**Problem:** Every line below needs to be returned exactly as written.

- - - -

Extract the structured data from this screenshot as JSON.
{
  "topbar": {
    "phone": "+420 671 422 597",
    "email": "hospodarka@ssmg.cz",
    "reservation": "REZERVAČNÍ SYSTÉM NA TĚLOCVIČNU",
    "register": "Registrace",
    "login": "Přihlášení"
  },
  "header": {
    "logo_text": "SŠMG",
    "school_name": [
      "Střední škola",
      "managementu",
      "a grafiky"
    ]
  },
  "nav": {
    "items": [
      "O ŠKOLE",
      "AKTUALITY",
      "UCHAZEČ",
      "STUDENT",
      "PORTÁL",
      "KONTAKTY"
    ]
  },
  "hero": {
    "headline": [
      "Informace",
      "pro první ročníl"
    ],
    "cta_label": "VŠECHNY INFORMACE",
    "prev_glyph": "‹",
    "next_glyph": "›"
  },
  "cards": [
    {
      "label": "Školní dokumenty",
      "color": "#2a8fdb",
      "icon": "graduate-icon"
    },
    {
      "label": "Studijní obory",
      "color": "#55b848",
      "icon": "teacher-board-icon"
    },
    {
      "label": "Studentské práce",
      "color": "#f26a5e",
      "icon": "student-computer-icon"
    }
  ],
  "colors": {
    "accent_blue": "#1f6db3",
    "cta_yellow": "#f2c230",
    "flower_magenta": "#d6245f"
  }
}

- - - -

**Task solution:**
Extract the structured data from this screenshot as JSON.
{
  "topbar": {
    "phone": "+420 671 422 597",
    "email": "hospodarka@ssmg.cz",
    "reservation": "REZERVAČNÍ SYSTÉM NA TĚLOCVIČNU",
    "register": "Registrace",
    "login": "Přihlášení"
  },
  "header": {
    "logo_text": "SŠMG",
    "school_name": [
      "Střední škola",
      "managementu",
      "a grafiky"
    ]
  },
  "nav": {
    "items": [
      "O ŠKOLE",
      "AKTUALITY",
      "UCHAZEČ",
      "STUDENT",
      "PORTÁL",
      "KONTAKTY"
    ]
  },
  "hero": {
    "headline": [
      "Informace",
      "pro první ročníl"
    ],
    "cta_label": "VŠECHNY INFORMACE",
    "prev_glyph": "‹",
    "next_glyph": "›"
  },
  "cards": [
    {
      "label": "Školní dokumenty",
      "color": "#2a8fdb",
      "icon": "graduate-icon"
    },
    {
      "label": "Studijní obory",
      "color": "#55b848",
      "icon": "teacher-board-icon"
    },
    {
      "label": "Studentské práce",
      "color": "#f26a5e",
      "icon": "student-computer-icon"
    }
  ],
  "colors": {
    "accent_blue": "#1f6db3",
    "cta_yellow": "#f2c230",
    "flower_magenta": "#d6245f"
  }
}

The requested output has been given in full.